Hmm, the demands on the general upstanding nature of citizens are higher in this system. Because having more free time doesn’t mean we spend it scheming on how to over throw the government or how to take over other countries… The extra time needs to be spent on activities that improve our quality of our own lives, our family, other peoples lives, and quality of society.

While it is not absolutely necessary, nor was it the original motivation of the 6-2-10 system for the productivity per productive resource (person/office/computer/etc) to be higher, my expectation is for it to be higher. That is, I really feel that a focused 5-hour work day can and will be much more effective than a long 12-hour day.

Life is short, we should try to do more in less time to extend the effective longevity.

Superstars and Cheap Labor

ugh! Feel kind of low having attempted to gracefully sent off two co-founders from evening of fairly heated discussion of our startup ideas.

There was a moment of genius though. There are two kinds of people one would want to recruit if one were to startup a company in one’s spare time, while working diligently, efficiently, and full time, about  hours a day (sorry, just covering ass in case you are my boss or co-worker, and these are the honest truth).

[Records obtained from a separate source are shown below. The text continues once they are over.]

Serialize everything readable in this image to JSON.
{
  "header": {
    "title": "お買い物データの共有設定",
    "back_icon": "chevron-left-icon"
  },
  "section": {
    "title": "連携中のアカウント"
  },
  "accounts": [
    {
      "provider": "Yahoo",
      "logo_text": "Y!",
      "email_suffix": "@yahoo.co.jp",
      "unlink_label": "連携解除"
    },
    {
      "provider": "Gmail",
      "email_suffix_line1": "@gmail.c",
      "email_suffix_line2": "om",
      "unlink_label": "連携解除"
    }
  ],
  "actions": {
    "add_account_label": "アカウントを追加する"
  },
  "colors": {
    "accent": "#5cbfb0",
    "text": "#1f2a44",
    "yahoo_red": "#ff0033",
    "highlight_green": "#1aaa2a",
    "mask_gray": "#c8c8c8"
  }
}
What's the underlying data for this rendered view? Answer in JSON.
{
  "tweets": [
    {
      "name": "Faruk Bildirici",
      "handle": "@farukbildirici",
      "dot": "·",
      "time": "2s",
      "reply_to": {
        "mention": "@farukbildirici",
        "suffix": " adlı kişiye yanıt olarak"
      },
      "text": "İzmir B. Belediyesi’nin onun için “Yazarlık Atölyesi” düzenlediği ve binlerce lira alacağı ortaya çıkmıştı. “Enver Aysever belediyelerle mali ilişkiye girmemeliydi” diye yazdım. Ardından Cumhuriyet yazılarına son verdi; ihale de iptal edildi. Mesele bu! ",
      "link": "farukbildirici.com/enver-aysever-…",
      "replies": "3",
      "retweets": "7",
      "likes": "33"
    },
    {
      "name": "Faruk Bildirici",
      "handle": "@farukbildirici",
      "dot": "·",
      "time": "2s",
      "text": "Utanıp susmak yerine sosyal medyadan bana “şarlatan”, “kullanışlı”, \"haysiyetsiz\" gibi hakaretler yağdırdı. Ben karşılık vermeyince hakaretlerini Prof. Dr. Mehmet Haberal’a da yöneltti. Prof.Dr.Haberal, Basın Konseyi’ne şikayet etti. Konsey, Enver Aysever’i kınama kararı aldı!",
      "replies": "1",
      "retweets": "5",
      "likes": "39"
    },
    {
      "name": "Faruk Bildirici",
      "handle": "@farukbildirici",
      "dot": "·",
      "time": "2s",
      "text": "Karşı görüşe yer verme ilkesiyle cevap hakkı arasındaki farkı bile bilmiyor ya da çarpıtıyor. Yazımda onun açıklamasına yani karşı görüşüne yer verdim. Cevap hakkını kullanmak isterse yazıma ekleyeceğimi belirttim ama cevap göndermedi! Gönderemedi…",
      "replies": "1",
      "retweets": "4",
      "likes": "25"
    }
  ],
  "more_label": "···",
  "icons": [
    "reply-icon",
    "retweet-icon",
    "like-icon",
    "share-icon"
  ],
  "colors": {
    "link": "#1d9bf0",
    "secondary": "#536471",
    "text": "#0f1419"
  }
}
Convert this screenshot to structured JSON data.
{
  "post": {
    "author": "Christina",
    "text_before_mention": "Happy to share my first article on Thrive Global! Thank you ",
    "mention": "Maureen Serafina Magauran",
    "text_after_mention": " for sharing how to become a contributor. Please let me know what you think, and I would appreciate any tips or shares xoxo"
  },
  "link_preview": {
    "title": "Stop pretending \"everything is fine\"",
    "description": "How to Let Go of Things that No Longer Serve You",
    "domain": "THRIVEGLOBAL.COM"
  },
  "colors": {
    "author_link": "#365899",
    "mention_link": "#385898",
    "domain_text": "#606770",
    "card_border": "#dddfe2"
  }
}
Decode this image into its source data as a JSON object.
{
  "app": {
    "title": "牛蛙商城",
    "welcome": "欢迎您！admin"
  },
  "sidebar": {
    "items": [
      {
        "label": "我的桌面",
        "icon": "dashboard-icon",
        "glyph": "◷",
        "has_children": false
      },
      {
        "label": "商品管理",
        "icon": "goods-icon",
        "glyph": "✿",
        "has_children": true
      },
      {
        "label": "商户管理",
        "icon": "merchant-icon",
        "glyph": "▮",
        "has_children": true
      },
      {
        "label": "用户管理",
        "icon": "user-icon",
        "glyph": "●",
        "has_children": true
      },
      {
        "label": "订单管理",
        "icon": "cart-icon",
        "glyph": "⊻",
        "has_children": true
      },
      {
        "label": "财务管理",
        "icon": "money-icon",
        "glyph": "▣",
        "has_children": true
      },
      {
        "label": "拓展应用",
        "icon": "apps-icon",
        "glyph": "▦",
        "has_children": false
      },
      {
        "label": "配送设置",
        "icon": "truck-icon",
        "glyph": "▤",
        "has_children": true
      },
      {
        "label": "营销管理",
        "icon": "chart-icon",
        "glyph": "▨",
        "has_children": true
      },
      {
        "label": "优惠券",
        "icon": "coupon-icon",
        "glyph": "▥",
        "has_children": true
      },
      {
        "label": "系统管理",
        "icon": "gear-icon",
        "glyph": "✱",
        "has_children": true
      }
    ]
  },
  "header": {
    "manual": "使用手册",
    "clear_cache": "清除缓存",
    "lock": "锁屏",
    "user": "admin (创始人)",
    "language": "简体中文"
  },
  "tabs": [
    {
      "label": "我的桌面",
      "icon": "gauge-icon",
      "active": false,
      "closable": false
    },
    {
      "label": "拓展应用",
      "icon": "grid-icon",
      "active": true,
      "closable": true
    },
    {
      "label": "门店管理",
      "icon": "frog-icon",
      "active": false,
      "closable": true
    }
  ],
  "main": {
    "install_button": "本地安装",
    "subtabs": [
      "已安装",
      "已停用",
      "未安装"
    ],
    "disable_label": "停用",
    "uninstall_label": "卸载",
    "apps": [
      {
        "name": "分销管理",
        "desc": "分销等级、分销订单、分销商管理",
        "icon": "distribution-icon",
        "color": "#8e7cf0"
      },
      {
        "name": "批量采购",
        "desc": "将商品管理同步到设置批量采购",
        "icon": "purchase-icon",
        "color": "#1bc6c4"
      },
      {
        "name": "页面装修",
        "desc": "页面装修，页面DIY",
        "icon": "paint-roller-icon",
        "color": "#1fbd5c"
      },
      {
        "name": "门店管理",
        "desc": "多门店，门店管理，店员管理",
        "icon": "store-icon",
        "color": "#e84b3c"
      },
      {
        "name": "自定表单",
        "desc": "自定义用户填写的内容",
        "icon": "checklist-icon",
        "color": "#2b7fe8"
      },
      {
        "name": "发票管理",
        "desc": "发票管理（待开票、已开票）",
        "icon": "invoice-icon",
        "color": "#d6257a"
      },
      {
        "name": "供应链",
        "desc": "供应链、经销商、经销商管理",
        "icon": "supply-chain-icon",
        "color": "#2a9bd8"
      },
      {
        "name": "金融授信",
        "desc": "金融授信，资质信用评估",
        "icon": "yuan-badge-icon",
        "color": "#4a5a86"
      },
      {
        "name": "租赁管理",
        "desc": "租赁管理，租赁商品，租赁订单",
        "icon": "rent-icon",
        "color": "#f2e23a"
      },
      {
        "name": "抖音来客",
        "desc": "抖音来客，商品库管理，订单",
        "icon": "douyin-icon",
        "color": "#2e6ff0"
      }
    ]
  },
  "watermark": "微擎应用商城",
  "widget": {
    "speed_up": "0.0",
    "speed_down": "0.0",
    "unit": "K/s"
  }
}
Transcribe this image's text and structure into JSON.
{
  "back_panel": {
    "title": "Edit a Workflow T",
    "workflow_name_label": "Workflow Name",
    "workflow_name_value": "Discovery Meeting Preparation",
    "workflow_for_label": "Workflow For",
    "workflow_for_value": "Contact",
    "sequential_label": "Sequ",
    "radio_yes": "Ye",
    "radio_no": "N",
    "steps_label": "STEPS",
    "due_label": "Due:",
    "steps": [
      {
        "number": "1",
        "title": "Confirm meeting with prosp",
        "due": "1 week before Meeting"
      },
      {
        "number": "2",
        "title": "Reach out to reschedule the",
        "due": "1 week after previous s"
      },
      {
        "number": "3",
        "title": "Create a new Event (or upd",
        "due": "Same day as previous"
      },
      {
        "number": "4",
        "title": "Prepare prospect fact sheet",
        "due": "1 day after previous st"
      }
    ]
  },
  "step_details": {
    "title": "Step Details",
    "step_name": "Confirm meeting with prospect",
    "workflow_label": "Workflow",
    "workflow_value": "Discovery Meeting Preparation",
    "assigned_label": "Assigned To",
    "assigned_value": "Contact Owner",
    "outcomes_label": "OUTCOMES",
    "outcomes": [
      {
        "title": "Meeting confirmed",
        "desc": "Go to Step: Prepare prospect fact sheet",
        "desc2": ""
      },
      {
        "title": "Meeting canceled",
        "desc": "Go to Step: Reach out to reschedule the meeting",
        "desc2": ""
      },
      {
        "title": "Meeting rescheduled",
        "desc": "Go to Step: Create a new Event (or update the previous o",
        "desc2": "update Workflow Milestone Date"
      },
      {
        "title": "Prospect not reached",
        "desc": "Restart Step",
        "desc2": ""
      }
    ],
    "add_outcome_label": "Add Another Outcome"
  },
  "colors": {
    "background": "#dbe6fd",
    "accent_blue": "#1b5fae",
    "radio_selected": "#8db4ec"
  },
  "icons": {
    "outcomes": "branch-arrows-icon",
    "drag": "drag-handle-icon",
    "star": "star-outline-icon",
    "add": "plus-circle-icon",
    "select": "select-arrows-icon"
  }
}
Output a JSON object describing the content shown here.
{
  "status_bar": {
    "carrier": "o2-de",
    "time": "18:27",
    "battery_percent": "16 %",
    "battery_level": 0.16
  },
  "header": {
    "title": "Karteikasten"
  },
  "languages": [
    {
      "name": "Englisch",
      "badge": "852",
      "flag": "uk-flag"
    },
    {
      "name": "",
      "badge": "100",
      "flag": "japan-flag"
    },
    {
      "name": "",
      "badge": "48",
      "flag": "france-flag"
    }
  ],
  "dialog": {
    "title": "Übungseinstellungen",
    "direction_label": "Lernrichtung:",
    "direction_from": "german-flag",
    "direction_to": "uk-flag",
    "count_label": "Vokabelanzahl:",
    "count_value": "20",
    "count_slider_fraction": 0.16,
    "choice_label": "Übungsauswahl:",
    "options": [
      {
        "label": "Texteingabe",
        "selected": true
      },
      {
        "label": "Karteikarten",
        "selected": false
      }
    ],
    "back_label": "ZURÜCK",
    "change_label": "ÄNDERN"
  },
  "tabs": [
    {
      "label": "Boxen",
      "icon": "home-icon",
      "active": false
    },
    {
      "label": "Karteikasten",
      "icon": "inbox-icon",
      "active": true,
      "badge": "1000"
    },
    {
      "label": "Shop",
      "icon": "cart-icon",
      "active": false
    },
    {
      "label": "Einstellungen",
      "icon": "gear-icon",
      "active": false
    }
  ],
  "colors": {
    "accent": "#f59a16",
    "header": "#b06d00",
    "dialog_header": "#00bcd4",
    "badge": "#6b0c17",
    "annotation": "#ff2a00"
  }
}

Once, I had a great boss. great guy, smart, funny, easygoing, and very handsome, impeccably dressed, hair-gelling, hybrid-driving, latte-drinking, Stanford PhD’ing, boss… He has this constant preoccupation with recruiting “superstars”. At the time, I didn’t really have any appreciation for this concept of what a superstar is and what  he does and why my boss really really wants to recruit them. (I mean, weren’t I super enough for you? ;~(….

So now come a time when I consider organizing my own thing. and suddenly it hits me. There was a second type of recruiting that he did, which was that he had a lot of cheap engineers (one of which I was, apparently… not as cheap as most, but still, not superstar pay-grade at the time). There were quite a lot of cheap labors in our group under my boss’s organization. And constantly he seeks superstars.

When it come time for me to make these considerations, suddenly I feel that I have bifurcated desire. One the one hand. I really want to have a coupla people who doesn’t need a lot of pampering (and salary/options, but let that be said parenthetically). You know, the guys who are experienced enough to just hunker down and type out code, and doesn’t demand being praised/bonused/paraded in front of the team for all the accomplishments.

But on the other hand, I find myself unthinkingly wanting. I want a person who takes larger than deserved pride in even one line of code written. I want a guy who types

printf(“hello world!”);

and stands up and raises his fist and says to the team: “Hello!” as if he has lifted the world and spun it around the sun.

I am uncertain where this desire stems. Perhaps due to my own vanity. Certainly there are times when I write a recursion and feel like I am one of a thousand people in the world who can do that. And be that as it possibly may(perhaps around 50k? Interview question after solving a problem: estimate the number of people who in similar situation can write that code), the swell of pride and happiness and relief and forgetting all else, so overwhelming, so high, better than drugs, and cheaper too… 

I want a person like that. Because we would agree on the same thing and s/he would shine and design things according to principles, efficiency, robustness, maintainability, marketability, big-O’s, k-factors, r-naughts, and whatnots. And it would be a superstar who can make things happen when I need it and the way I need it, and most important to me: Make the world spin for us.

Thus, this leaves us with two types of recruitment, forsaking many acceptable social standards and enforcible laws: Cheap labor and Super stars!

  • I need Cheap Labor, and
  • I need Superstars!

And who amongst you think you don’t, must be running a fool’s errand.

Anyway, the core issue here is actually not the existence of this bifurcation but what is fair compensation. All men are created equal, and for the most part, on the average, they work as hard as one another. And I expect each to even if they are cheap or super.

And the question remaining frozen in the airspace in my living room: should they be compensated differently??